Do you have a feel for the average age of today's attendees versus, let's say, ten years ago? I'll bet it is about nine years greater (I don't know, I'm just guessing). To my original point, the "man" may still be walking, but the future may be bleak.
It really doesn't matter to me. Kato and Kato Unitrack will be around well past my demise. With regard to Micro-trains, Atlas and IMR products; there are so many millions(?) of those items in people's accumulations that there should be a healthy secondary market forever.
eBay has become very unfriendly to sellers.
The fees, regulations & requirements have become expensive, complicated and annoying especially for anyone who's not a full-time dealer.
This, in turn, makes minimum prices higher and rare or unusual items hard to find.

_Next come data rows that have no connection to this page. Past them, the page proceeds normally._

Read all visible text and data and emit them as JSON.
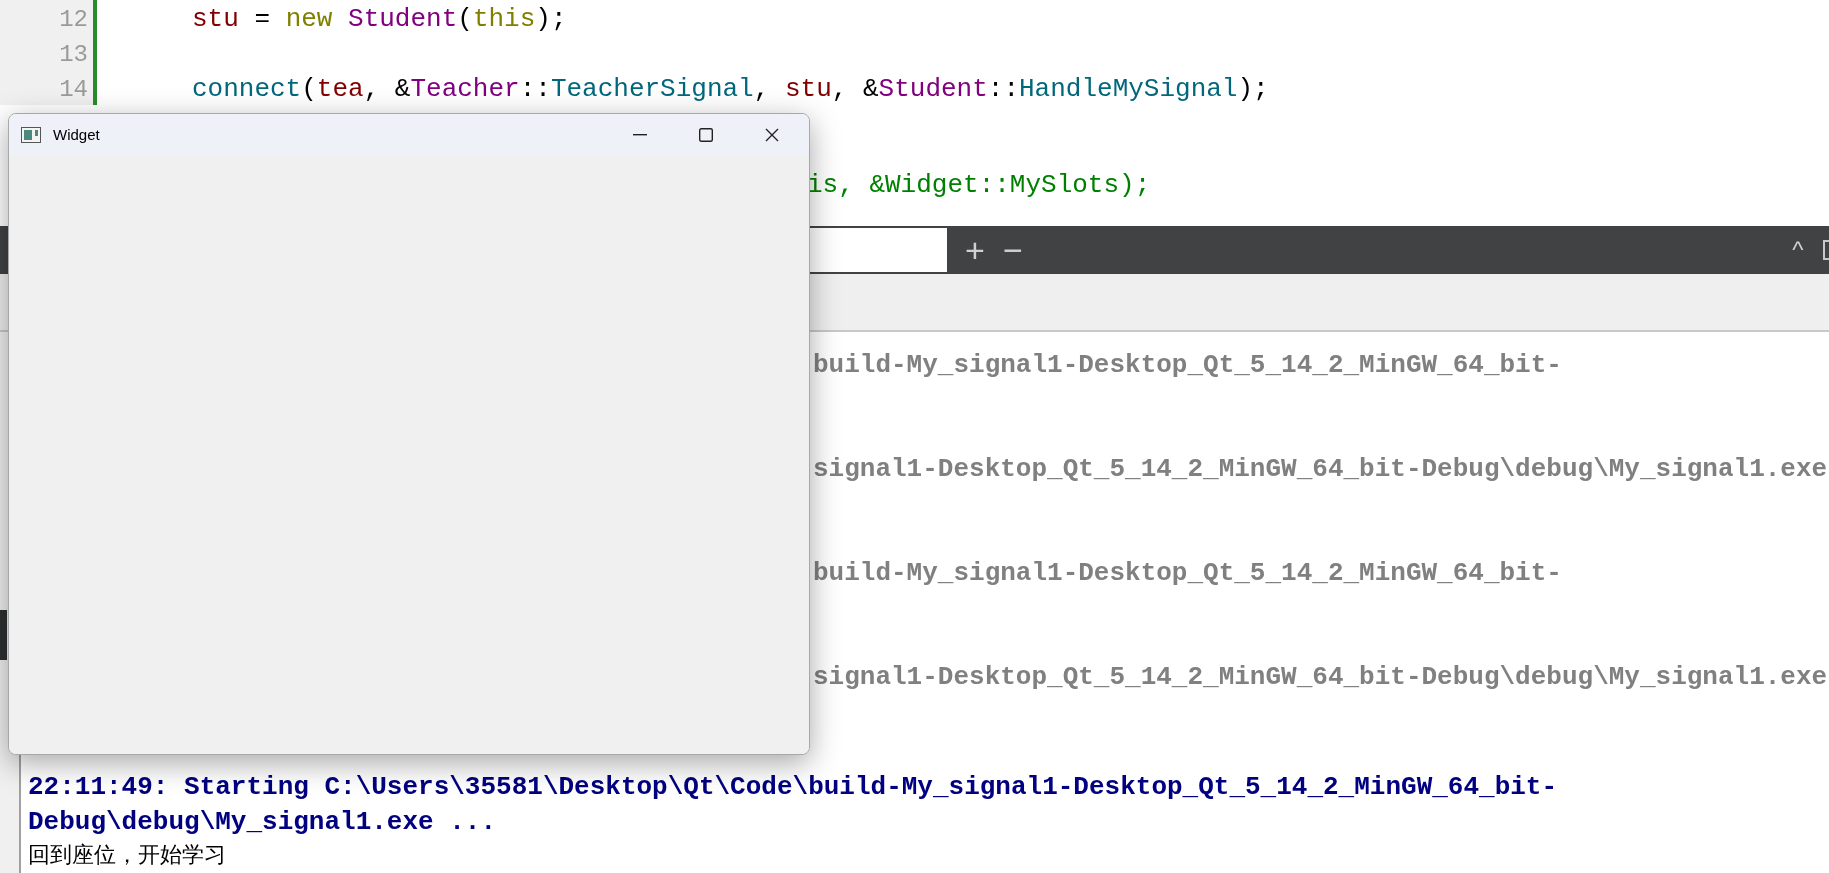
{
  "editor": {
    "lines": [
      {
        "number": "12",
        "tokens": [
          {
            "text": "stu",
            "kind": "variable"
          },
          {
            "text": " = ",
            "kind": "plain"
          },
          {
            "text": "new ",
            "kind": "keyword"
          },
          {
            "text": "Student",
            "kind": "type"
          },
          {
            "text": "(",
            "kind": "plain"
          },
          {
            "text": "this",
            "kind": "keyword"
          },
          {
            "text": ");",
            "kind": "plain"
          }
        ]
      },
      {
        "number": "13"
      },
      {
        "number": "14",
        "tokens": [
          {
            "text": "connect",
            "kind": "function"
          },
          {
            "text": "(",
            "kind": "plain"
          },
          {
            "text": "tea",
            "kind": "variable"
          },
          {
            "text": ", &",
            "kind": "plain"
          },
          {
            "text": "Teacher",
            "kind": "type"
          },
          {
            "text": "::",
            "kind": "plain"
          },
          {
            "text": "TeacherSignal",
            "kind": "function"
          },
          {
            "text": ", ",
            "kind": "plain"
          },
          {
            "text": "stu",
            "kind": "variable"
          },
          {
            "text": ", &",
            "kind": "plain"
          },
          {
            "text": "Student",
            "kind": "type"
          },
          {
            "text": "::",
            "kind": "plain"
          },
          {
            "text": "HandleMySignal",
            "kind": "function"
          },
          {
            "text": ");",
            "kind": "plain"
          }
        ]
      },
      {
        "tokens": [
          {
            "text": "is, &Widget::MySlots);",
            "kind": "string"
          }
        ]
      }
    ]
  },
  "output_toolbar": {
    "buttons": [
      "+",
      "−"
    ],
    "collapse": "^"
  },
  "output": {
    "lines": [
      {
        "text": "build-My_signal1-Desktop_Qt_5_14_2_MinGW_64_bit-",
        "kind": "previous"
      },
      {
        "text": "signal1-Desktop_Qt_5_14_2_MinGW_64_bit-Debug\\debug\\My_signal1.exe",
        "kind": "previous"
      },
      {
        "text": "build-My_signal1-Desktop_Qt_5_14_2_MinGW_64_bit-",
        "kind": "previous"
      },
      {
        "text": "signal1-Desktop_Qt_5_14_2_MinGW_64_bit-Debug\\debug\\My_signal1.exe",
        "kind": "previous"
      },
      {
        "text": "22:11:49: Starting C:\\Users\\35581\\Desktop\\Qt\\Code\\build-My_signal1-Desktop_Qt_5_14_2_MinGW_64_bit-",
        "kind": "status"
      },
      {
        "text": "Debug\\debug\\My_signal1.exe ...",
        "kind": "status"
      },
      {
        "text": "回到座位，开始学习",
        "kind": "program"
      }
    ]
  },
  "widget_window": {
    "title": "Widget"
  }
}
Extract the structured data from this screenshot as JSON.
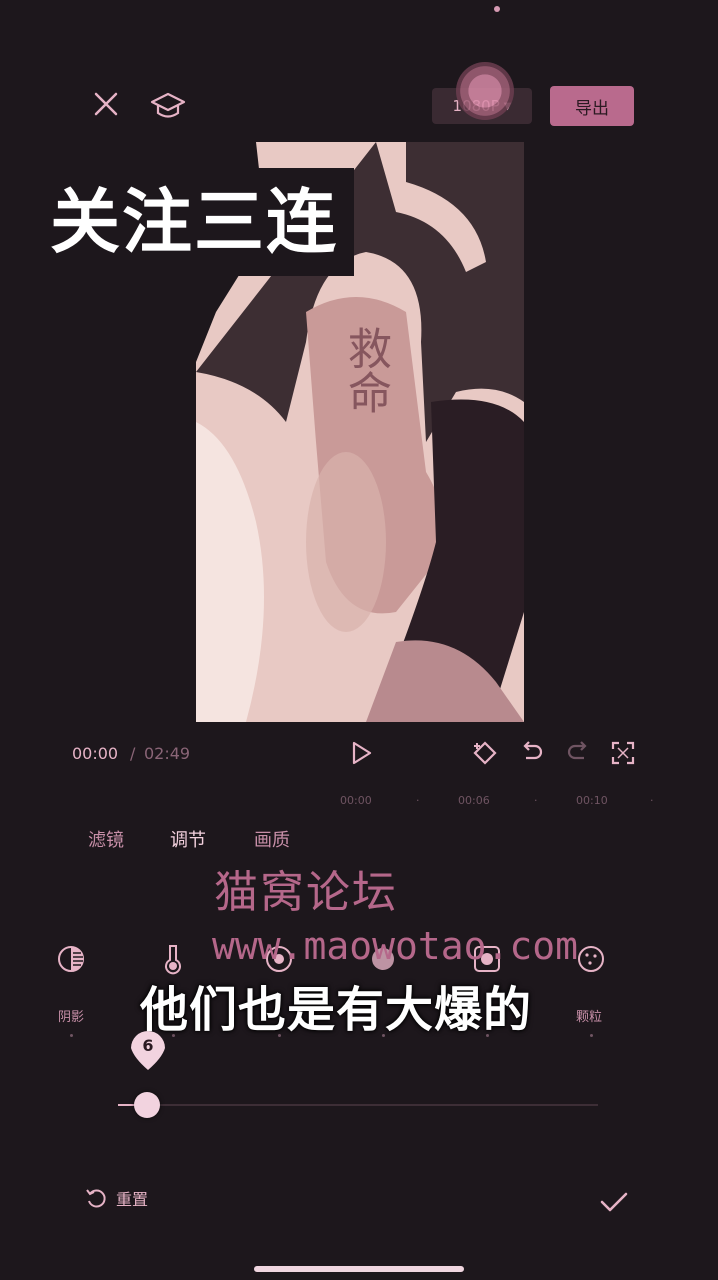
{
  "top_bar": {
    "resolution": "1080P",
    "export_label": "导出"
  },
  "overlay_title": "关注三连",
  "video_content": {
    "hand_text": "救命"
  },
  "transport": {
    "current_time": "00:00",
    "separator": "/",
    "total_time": "02:49",
    "ruler_marks": [
      "00:00",
      "00:06",
      "00:10"
    ]
  },
  "tabs": [
    {
      "label": "滤镜"
    },
    {
      "label": "调节"
    },
    {
      "label": "画质"
    }
  ],
  "watermark": {
    "forum": "猫窝论坛",
    "url": "www.maowotao.com"
  },
  "subtitle": "他们也是有大爆的",
  "tools": [
    {
      "label": "阴影",
      "icon": "shadow-icon"
    },
    {
      "label": "",
      "icon": "temperature-icon"
    },
    {
      "label": "",
      "icon": "hue-icon"
    },
    {
      "label": "",
      "icon": "fade-icon"
    },
    {
      "label": "",
      "icon": "vignette-icon"
    },
    {
      "label": "颗粒",
      "icon": "grain-icon"
    }
  ],
  "slider": {
    "value": "6"
  },
  "bottom": {
    "reset_label": "重置"
  },
  "colors": {
    "background": "#1d171c",
    "accent": "#b96a8d",
    "text": "#e6b3c6"
  }
}
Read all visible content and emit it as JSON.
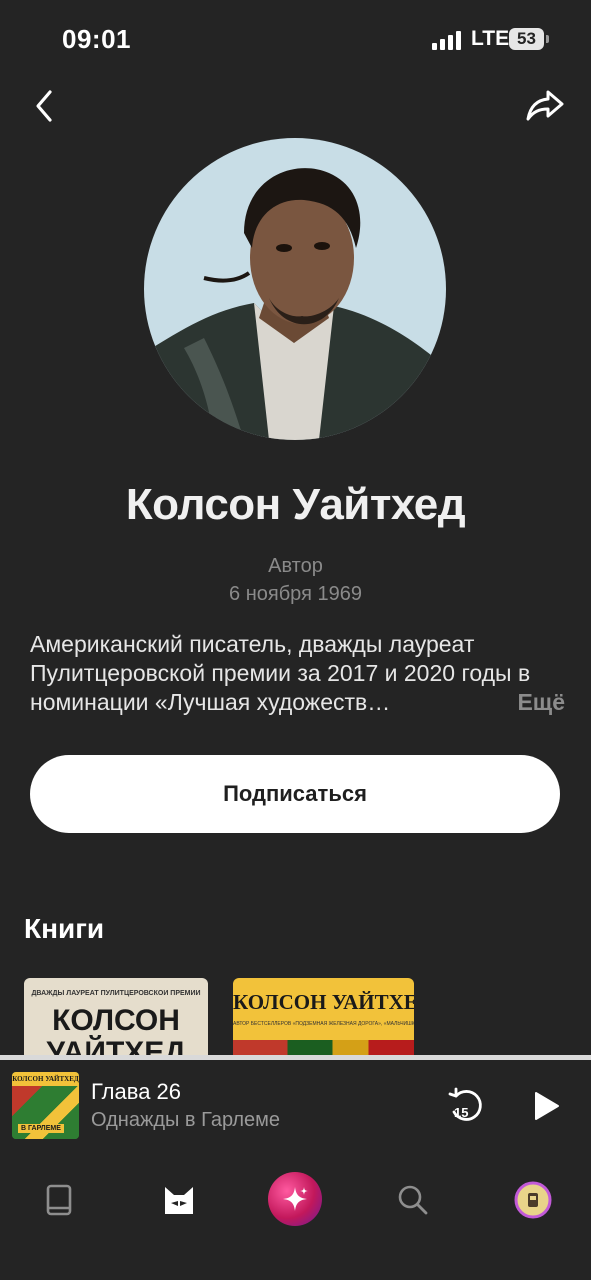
{
  "status_bar": {
    "time": "09:01",
    "network": "LTE",
    "battery": "53"
  },
  "nav": {
    "back_icon": "chevron-left-icon",
    "share_icon": "share-arrow-icon"
  },
  "author": {
    "name": "Колсон Уайтхед",
    "role": "Автор",
    "birth_date": "6 ноября 1969",
    "bio": "Американский писатель, дважды лауреат Пулитцеровской премии за 2017 и 2020 годы в номинации «Лучшая художеств…",
    "bio_more": "Ещё"
  },
  "subscribe_label": "Подписаться",
  "books_section": {
    "heading": "Книги",
    "books": [
      {
        "cover_tagline": "ДВАЖДЫ ЛАУРЕАТ ПУЛИТЦЕРОВСКОЙ ПРЕМИИ",
        "cover_author": "КОЛСОН УАЙТХЕД"
      },
      {
        "cover_author": "КОЛСОН УАЙТХЕД",
        "cover_tagline": "АВТОР БЕСТСЕЛЛЕРОВ «ПОДЗЕМНАЯ ЖЕЛЕЗНАЯ ДОРОГА», «МАЛЬЧИШКИ ИЗ «НИКЕЛЯ»"
      }
    ]
  },
  "now_playing": {
    "chapter": "Глава 26",
    "book": "Однажды в Гарлеме",
    "cover_author": "КОЛСОН УАЙТХЕД",
    "cover_subtitle": "В ГАРЛЕМЕ",
    "rewind_seconds": "15"
  },
  "tab_bar": {
    "items": [
      "library-icon",
      "bookmate-home-icon",
      "assistant-sparkle-icon",
      "search-icon",
      "profile-avatar-icon"
    ]
  },
  "colors": {
    "background": "#242424",
    "text_secondary": "#8a8a8a",
    "button_bg": "#ffffff"
  }
}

Many years ago, (before PayPal!) I was able to close out my fairly large HO collection to convert to N on eBay, quickly & inexpensively.
Now, not so much.
I've been in N for awhile and I've pretty much bought all I need. At this point, I'm mostly buying new releases, like Tier 4 Gevos or all these new intermodal offerings. I'm not looking for SD9s or certain boxcars that were released 10 years ago. So for me to pick something up on the secondary market, it has to be cheap and convenient. If I go to a show, I'll look at used stuff, but rarely find anything I consider worthwhile. EBay to me isn't convenient anymore, and I've looked at trovestar, but found it non user friendly.
I quit selling there in Fall of 2008. It has been four or five years since my last purchase. They do not want "garage" sellers nor any auctions. They want businesses and BIN sales only. Of course, what they want, and what we the public want are two different things.
Then another problem aspect- I does not seem to matter the venue, too many buyers want something for nothing these days.... We are all supposed to sell fifty dollar items for five bucks. Don't make me laugh.... A lot of folks I know (not just model RRers) aren't even bothering any more to sell their surpluses. It's not worth our efforts,..... And what we hold back, you all miss out on acquiring.
As I've often said, Ebay started out as a place to buy the uncommon that you'd not otherwise find or the very common at dirt cheap prices. I never did think of Ebay as a place to buy things at a fair price, I thought of it as a place where people unloaded things at rock bottom prices OR, sold very rare things at relatively high prices.
The model of it being a storefront for sellers was one I rejected early on.
Now adays I use Ebay to buy things like min SMD LEDs from China. Stuff Amazon doesn't sell. That's about it.
I'm all for buying at a fair price, but that's not what I wanted or thought ebay was about.
Put another way, ebay was always about the long tail.
You have a thing that you'd never be able to sell at any price in your home market, but in the vastness of the internet, someone, somewhere will want it and pay for it.
And in fact as someone else mentioned, Facebook buy/sell/trade groups have really eaten into Ebay. More informal, more friendly. Also, Now that Amazon and even Walmart and Kmart offer marketplaces for small sellers, Ebays preeminent place is going away.